Friday, December 10, 2010

Goat's Milk Ice Cream and Politics: Chungking Morning

This morning I had almond goat’s milk ice cream for breakfast, found in a Turkish kebab place in Chungking Mansions. The guy who sold it to me said rather mournfully. “America is not safe. They go to other countries because they say they want to make those places safe but America’s people are not safe in their own country.” It was a heavy dose of reality to swallow first thing in the morning but I agreed with him, having lived in my country as a woman alone, struggling not to live in fear, but always cautious.

DVDs and perfume are an unlikely combination for a retail space but that’s what one shop in CKM has for sale. Another counter sold cotton candy machines and chocolate fountains, with photos of a middle-aged blonde happily presiding over free-flow chocolate from a fountain presumably purchased from this spot. An Indian grocery sells fruit and vegetables from cartons on the floor outside the shop, which don’t look as fresh as they probably were a week ago. A little boy rested one foot on top of a pile of potatoes as his father chatted at length with the shopkeeper; fortunately they’ll be cooked at high heat or peeled before someone eats them.

Clothing designed for infant ballerinas, all pink and tulle, wait to identify babies as undeniably female with a shrine to Bob Marley and Tupac, their faces emblazoned on tank tops and tee shirts, next door. African fabric is everywhere, in prints that are visual celebrations--if not orgies-- sold in bolts that would upholster an entire living room set.

I have found one Chinese food stall and one Chinese souvenir counter in Chungking Mansions—and no Christmas trees or canned carols. For the lack of Christmas commercialism alone, I would love this place.

Yesterday a jackhammer tore through the air and through the old tiles outside the apartment across from the Holiday Guest House. This morning the new tile lay clean and glistening and firmly in place, while a worker waited for the elevator with chunks of the old floor. Project completed, peace restored and I not for the first time have respect for a country without OSHA. Without regulation, people have jobs and the jobs get done. Fast. It’s no accident that it was Chinese men who made it possible for the US to have a railroad.
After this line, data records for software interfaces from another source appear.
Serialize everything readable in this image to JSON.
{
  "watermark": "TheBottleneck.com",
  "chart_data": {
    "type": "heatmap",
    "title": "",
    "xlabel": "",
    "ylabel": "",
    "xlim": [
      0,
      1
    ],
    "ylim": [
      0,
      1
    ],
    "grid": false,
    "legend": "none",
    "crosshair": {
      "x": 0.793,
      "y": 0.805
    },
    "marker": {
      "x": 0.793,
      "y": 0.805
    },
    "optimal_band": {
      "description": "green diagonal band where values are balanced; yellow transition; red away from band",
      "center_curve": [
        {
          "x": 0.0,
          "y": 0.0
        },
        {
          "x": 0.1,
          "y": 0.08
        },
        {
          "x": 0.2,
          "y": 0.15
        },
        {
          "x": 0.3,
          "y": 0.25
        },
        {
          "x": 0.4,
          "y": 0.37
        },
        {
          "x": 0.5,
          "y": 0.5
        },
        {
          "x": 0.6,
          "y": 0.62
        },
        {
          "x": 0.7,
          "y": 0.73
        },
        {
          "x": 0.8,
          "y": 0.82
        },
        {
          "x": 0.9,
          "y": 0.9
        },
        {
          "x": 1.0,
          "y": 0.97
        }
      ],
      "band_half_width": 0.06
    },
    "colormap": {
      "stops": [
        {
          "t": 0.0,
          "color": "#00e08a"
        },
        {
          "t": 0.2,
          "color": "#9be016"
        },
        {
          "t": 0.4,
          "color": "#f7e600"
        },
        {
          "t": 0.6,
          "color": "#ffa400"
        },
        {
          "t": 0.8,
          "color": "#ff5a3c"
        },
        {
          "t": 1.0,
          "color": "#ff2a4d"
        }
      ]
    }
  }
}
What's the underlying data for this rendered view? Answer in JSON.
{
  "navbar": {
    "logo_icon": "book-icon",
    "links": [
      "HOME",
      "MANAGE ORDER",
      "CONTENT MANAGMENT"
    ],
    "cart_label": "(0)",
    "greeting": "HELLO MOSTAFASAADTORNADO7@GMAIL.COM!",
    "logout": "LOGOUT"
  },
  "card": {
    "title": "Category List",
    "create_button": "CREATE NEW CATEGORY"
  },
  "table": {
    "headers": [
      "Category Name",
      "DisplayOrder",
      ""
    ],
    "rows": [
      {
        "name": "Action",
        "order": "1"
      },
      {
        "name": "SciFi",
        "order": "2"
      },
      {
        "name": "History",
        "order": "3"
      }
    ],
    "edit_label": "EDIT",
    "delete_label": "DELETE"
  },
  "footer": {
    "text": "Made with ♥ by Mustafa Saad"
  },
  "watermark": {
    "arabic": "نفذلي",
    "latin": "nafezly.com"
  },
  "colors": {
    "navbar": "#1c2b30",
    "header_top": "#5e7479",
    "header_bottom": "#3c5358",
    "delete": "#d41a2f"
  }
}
There is a community in this five-building monolith. “You were here before, this is your second time,” a man at a Pakistani foodstall remarked last night. And yes I had, once in April, and was astounded that he remembered. Chungking Mansions is no place to behave badly; memories are long and time holds no statute of limitations. I wander about this small town, watching and eating and looking, realizing that now on my third visit, I am no longer a stranger.

2 comments:

arun said...

I hope with the beauty and coolness of the large trees,clean air, the amazing park near telok bahang, the surf and ocean breezes of B F. wonderful Lhaksa ,Char mee, starfruit juice,roti canai (chanai) and a myriad of other simple penang pleasures, that the crisis will be soothed or pass. Or maybe you have already returned to thailand. Hope your spider bite has healed.

janet brown said...

I'm looking forward to my 36 hours in Penang on my way back to BKK in early January. Your list of lovely things are indeed ones that I have enjoyed, especially the trees and the wind--also rojak and nutmeg juice and colors, all of which I have described in earlier posts. Here's a list of places that I loved in Georgetown http://tonedeafinthailand.blogspot.com/2010/12/thank-you-note-to-georgetown-its-been.html

I'm also looking forward to the things I took for granted in Bkk http://tonedeafinthailand.blogspot.com/2010/12/homeward-bound.html

Again thank you for reading and commenting on what serves as my writer's notebook!